"We support a lot of different needs — nameplates, labels, decals," said Greene. "So we're working with customers to consolidate all their orders with us."
Goepfert brought in Greene, formerly an accountant with United Technologies Corp., three years ago. Since then, the company has steadily invested in its plant technology to meet anticipated demand and new business planning software. This year Greene helped launch a tuition reimbursement program for employees.
Walking through the factory – half the workers on the shop floor are women — Greene points to a $20,000 banner machine used almost exclusively by employees for their children's birthday parties.
On average, employees have been with the company for 14 years and the technical talent team for about 25 years. Nancy Blanchard, 80, just retired after working for 42 years as a press operator and later a quality inspector. She recalled how a former employee, who'd left after she got married, would come by to visit carrying gifts for "little Lisa" — dresses that she'd crocheted for founder Marcel Goepfert's youngest daughter. "I always did feel like it was a family. I call them my work family," Blanchard said.

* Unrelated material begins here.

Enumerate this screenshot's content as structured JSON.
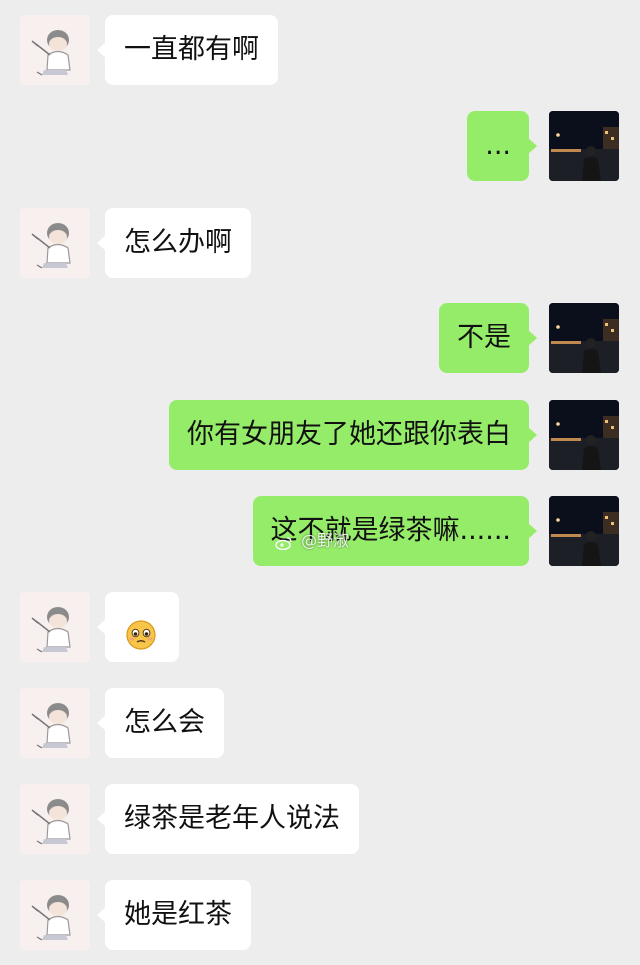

Different generations of employees work side by side. Thu Tran, a Vietnamese immigrant, has been with the company for 18 years. "The company helped me to get jobs for my sons, my aunt, my brother and my wife," he said. "It's a happy place to work with my family members who do not speak English well."
The acquisition of three Massachusetts-based companies in the past five years helped Willington Nameplate expand in new directions, including the defense, automotive and industrial sectors. The companies had a combined revenue of $3 million before they were acquired.
The acquisitions also added to Willington Nameplate's quality systems and certifications, which is a competitive advantage, especially in aerospace. The next acquisition, Goepfert said, will be in the West. "We have a lot of competition that's not as good as us. Family-run businesses that don't have succession plans," he said. "We're looking at acquiring some of them."
Although the company is diversified across four sectors, the bulk of its sales, 60 percent, is from the industrial business. Customers include General Electric, Carrier, Honeywell, ABB and Siemens. Nearly half of the revenue comes from New England, the rest nationally, with a small portion from Mexico. Unlike several of its big-name competitors, including U.S. Nameplate, Willington Nameplate has no plans to compete in the export market. It's also not planning to expand its portfolio to include "Quick Response" bar codes, which competitor Roemer Industries and many others offer.
Willington Nameplate's "cost of goods sold,'' the direct cost of making its product, is between 60 and 80 percent, Greene said. That leaves room for a comfortable margin. Greene declined to specify a number.
That's a long way from the early days when Marcel, out of money, sent his friend, an expert salesman he'd hired, to convince a customer to part with cash upfront so they could buy the metal to make nameplates. Goepfert said Peter Paul Electronics of New Britain not only gave the money, it has stuck with Willington Nameplate ever since.